iFixit tears down the new MacBook Pro Retina 13-inch and 15-inch

If you enjoy knowing all about the bits and bobs that go into the technology you purchase, it should come as no surprise to know that iFixIt has already got their constructively deconstructive hands on a pair of new MacBook Pro Retina's  and as such, have already began tearing them down.

The 13-inch is still under way but the 15-inch has been spalyed out in all it's splendid glory and to no one's surprise, there's a lot of technology jammed into that beautiful little chassis. Some favorable highlights as noted by iFixIt about the 15-inch MacBook Pro Retina can be found below.

The 15" Retina now has a PCIe-based SSD instead of the mSATA drive of yesteryear. The new Samsung-based SSD contains the following ICs:

  • Samsung K4P4G324EB-FGC2 512 MB Mobile DRAM
  • Samsung S4LNO53X01-8030 SSD Controller
  • Samsung K9HFGY8S5C 32 GB NAND Flash Modules (8 chips for 256 GB total)

One of the few differences: It now has a sleekified heat sink with just a single thermal pad, thanks to the more closely integrated GPU — which we attribute to the "Haswellification" process, as we call it. Apple added a new AirPort card that supports 802.11ac Wi-Fi. The Broadcom BCM4360 on this AirPort card enables operation on the 5 GHz band at speeds up to 1.3 Gbps, while a Broadcom BCM20702 Bluetooth 4.0 Processor gets Bluetoothy things done for your convenience. Also in residence are a pair of Skyworks SE5516 dual-band 802.11 a/b/g/n/ac WLAN front-end modules.

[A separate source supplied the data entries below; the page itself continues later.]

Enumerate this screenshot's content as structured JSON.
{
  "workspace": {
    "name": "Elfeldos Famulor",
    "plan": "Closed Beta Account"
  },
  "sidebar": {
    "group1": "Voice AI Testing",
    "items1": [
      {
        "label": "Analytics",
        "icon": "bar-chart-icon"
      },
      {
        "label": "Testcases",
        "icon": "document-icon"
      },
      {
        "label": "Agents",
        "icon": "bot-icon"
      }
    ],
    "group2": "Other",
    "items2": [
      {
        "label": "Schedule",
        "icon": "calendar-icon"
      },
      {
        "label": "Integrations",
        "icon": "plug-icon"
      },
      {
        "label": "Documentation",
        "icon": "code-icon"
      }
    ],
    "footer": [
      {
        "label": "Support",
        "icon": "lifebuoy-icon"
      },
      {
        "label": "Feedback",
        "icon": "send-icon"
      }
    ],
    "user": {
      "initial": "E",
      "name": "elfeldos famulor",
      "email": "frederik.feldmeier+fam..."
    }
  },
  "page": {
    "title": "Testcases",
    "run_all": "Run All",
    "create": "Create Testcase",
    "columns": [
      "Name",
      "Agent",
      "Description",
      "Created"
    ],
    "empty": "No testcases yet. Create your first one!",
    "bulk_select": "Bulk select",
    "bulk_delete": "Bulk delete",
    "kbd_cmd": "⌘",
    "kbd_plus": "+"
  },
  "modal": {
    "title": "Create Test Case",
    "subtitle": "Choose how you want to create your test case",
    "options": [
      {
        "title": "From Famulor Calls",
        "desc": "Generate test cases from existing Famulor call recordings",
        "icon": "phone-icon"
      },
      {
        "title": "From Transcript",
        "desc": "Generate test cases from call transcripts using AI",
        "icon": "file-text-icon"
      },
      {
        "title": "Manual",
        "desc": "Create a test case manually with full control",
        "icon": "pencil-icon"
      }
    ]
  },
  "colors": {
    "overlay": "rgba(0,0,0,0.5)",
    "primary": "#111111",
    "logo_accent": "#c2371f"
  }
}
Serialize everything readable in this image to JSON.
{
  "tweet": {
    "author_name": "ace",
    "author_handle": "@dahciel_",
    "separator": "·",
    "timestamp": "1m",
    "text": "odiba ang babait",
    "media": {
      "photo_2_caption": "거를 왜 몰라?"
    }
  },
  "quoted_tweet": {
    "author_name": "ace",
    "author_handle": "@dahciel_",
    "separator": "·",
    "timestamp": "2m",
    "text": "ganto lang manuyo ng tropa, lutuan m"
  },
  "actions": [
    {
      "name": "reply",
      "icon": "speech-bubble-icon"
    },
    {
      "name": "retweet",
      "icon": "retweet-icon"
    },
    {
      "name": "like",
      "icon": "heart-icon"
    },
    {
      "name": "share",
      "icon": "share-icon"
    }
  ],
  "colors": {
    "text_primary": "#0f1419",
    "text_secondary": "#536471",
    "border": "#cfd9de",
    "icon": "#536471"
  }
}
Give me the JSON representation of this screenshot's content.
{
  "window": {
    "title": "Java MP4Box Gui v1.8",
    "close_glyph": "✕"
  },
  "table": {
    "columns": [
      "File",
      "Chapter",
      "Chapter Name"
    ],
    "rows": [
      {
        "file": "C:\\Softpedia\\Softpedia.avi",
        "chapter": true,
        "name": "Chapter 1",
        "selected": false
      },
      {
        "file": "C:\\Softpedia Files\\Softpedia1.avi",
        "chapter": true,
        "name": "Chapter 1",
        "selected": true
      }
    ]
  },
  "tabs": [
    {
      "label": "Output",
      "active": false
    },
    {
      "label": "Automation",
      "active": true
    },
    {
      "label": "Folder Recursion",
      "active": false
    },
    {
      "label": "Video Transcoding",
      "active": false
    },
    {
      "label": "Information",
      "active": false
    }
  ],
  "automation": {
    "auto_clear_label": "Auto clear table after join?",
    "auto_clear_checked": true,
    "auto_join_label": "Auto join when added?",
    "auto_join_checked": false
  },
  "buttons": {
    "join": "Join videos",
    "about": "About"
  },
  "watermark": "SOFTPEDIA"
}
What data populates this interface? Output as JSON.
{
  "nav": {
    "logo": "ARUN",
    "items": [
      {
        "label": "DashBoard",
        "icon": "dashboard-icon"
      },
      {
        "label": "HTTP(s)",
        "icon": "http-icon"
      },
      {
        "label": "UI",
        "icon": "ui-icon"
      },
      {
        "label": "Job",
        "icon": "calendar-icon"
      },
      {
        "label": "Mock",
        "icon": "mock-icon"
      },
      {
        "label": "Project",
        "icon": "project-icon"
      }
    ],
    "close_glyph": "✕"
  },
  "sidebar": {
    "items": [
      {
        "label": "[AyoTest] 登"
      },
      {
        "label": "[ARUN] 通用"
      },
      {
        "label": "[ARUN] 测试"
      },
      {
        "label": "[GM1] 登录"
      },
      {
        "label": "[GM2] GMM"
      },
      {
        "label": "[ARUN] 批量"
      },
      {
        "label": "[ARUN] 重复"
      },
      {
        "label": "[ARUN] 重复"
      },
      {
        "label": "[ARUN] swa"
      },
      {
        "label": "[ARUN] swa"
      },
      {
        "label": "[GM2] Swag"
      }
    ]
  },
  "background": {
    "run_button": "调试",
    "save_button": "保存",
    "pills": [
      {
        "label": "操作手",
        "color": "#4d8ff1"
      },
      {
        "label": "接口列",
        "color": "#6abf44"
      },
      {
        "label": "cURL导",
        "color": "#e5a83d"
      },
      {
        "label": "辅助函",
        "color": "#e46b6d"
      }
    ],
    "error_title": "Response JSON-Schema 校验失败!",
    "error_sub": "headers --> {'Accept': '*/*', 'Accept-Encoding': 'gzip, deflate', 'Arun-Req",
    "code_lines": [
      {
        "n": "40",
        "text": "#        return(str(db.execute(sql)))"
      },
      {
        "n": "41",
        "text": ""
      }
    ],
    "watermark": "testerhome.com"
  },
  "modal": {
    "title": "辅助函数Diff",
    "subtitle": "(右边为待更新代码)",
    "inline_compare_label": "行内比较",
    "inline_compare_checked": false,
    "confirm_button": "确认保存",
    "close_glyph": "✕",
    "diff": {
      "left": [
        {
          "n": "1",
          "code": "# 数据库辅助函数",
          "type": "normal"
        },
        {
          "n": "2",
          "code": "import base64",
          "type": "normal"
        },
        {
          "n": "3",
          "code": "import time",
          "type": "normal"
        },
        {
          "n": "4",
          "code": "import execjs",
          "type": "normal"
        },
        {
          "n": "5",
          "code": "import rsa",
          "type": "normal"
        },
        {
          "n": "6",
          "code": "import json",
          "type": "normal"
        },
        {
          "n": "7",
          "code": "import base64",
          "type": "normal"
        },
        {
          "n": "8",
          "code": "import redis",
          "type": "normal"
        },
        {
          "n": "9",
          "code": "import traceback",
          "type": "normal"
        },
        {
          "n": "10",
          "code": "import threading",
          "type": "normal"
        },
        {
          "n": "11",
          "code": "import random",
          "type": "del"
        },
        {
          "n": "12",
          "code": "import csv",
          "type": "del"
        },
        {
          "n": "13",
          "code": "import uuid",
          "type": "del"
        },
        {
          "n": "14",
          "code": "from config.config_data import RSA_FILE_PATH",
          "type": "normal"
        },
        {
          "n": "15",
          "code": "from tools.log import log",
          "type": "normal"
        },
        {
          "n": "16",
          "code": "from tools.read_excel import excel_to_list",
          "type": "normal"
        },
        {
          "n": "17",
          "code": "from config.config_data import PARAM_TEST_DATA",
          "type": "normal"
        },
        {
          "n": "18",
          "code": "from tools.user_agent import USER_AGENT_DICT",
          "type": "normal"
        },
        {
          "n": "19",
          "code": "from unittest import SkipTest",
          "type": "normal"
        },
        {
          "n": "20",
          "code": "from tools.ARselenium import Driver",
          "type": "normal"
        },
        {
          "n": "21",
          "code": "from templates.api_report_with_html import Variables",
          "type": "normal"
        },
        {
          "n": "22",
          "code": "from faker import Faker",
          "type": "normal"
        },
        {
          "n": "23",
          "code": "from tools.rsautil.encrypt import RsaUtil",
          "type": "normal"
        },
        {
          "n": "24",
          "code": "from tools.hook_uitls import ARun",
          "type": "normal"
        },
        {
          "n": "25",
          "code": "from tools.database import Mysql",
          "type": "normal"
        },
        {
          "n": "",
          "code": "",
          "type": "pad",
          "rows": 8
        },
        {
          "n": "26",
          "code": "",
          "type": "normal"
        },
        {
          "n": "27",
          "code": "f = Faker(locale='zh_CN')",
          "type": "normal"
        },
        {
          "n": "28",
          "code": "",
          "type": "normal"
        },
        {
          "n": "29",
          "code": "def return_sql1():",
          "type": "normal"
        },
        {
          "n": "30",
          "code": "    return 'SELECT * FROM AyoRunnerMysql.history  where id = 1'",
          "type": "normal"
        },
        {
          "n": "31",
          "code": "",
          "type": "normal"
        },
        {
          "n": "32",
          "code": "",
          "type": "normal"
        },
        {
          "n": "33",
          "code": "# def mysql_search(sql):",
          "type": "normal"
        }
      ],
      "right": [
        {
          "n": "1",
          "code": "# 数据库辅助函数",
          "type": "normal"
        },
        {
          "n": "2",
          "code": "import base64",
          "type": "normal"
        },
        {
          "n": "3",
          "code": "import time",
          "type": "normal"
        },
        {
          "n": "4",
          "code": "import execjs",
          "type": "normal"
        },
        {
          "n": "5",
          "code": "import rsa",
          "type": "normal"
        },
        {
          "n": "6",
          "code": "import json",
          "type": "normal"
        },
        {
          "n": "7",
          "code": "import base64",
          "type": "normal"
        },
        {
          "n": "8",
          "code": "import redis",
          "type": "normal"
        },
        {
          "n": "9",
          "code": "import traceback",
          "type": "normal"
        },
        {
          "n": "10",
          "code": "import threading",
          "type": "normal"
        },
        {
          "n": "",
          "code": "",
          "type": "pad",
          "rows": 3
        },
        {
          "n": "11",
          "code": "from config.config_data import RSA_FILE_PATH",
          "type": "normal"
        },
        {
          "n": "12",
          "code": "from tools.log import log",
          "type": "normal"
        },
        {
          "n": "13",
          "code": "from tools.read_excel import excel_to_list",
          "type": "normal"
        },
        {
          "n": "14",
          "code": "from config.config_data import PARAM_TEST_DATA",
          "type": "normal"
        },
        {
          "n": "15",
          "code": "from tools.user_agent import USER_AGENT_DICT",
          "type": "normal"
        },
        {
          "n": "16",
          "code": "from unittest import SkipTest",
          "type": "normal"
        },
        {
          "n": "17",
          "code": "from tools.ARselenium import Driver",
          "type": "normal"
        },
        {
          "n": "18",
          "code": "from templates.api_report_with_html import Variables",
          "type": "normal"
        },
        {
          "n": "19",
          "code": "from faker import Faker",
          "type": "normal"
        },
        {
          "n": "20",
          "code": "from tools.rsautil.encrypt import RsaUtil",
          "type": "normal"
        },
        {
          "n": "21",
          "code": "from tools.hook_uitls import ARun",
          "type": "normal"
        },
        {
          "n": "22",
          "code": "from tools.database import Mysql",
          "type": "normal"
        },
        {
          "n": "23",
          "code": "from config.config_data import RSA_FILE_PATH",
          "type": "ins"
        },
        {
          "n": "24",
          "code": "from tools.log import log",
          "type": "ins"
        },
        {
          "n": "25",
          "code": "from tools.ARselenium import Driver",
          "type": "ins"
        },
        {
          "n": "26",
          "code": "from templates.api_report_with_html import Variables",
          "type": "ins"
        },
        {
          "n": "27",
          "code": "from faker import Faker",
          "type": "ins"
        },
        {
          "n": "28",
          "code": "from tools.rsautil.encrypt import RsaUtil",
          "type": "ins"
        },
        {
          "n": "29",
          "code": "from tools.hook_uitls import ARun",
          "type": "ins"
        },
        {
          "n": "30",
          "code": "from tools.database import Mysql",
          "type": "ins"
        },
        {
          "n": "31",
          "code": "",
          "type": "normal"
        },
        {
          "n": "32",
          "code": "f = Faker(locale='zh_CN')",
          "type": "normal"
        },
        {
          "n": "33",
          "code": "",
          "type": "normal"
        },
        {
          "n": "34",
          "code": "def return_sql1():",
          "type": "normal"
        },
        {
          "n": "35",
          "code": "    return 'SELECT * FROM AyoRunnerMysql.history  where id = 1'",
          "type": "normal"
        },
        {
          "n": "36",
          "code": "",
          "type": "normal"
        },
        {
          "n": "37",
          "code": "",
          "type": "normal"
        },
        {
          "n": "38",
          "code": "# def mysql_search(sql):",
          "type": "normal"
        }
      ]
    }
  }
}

Some noteworthy revisions come on the logic board, including the all-new Haswell Core i7 processor, Iris Pro Graphics, and Thunderbolt 2 support:

  • 2.0 GHz quad-core Intel Core i7 processor (Turbo Boost up to 3.2 GHz) with 6 MB shared L3 cache
  • Intel Iris Pro Graphics
  • Elpida J4208EFBG 512 MB DDR3 SDRAM (16 chips for 8 GB total)
  • Intel DSL5520 Thunderbolt 2 Controller
  • Platform Controller Hub
  • Cirrus 4208-CRZ Audio Codec, similar to Cirrus CS4207

But of course, what most people want to know out of these teardowns is the user repairability levels and in that area Apple has, perhaps unsurprisingly, come up a little short.

The 15-inch MacBook Pro Retina was given a 1 out of 10 repairability and even gaining the notoriety of being more terrible than previous generations as now, even something as simple as replacing the headphone jack is cause for the whole logic board to be replaced.

In short, blow a headphone jack and you're looking at $1,000+ to fix it. If you're considering a new purchase, you might also want to consider that Apple Care.

Editor-at-Large at Mobile Nations, gadget junkie, energy drinker, ranter.

  • That's a terrible direction to be moving in. What happens after three years when your applecare runs out? None of these parts will be recycled - just more machines and more landfill. Not even being able to replace the RAM or drive is ridiculous.
  • I'm sure they'll be recycled the same way every other electronic device is, they'll be shipped off to China or some third world country to become someone else's toxic mess... Sadly, making a more repairable computer won't change that fact.
  • ifixit is full of it. They bitch and moan about repairability because thats how they make their living. Everything is going in a sealed direction to improve size and weight and battery life. get used to it.
    Laptops have never been very repairable anyway.
  • While I do see that as a trend, and I would not mind it for more consumer-oriented MacBook Air and iPad devices, I am hating that the Pro model device is losing upgradeability. Gone are the days of changing the hard drive or upgrading the RAM yourself or AFTER you buy the machine. It's all up-front now, done at Apple's premium prices (and limited selection) only.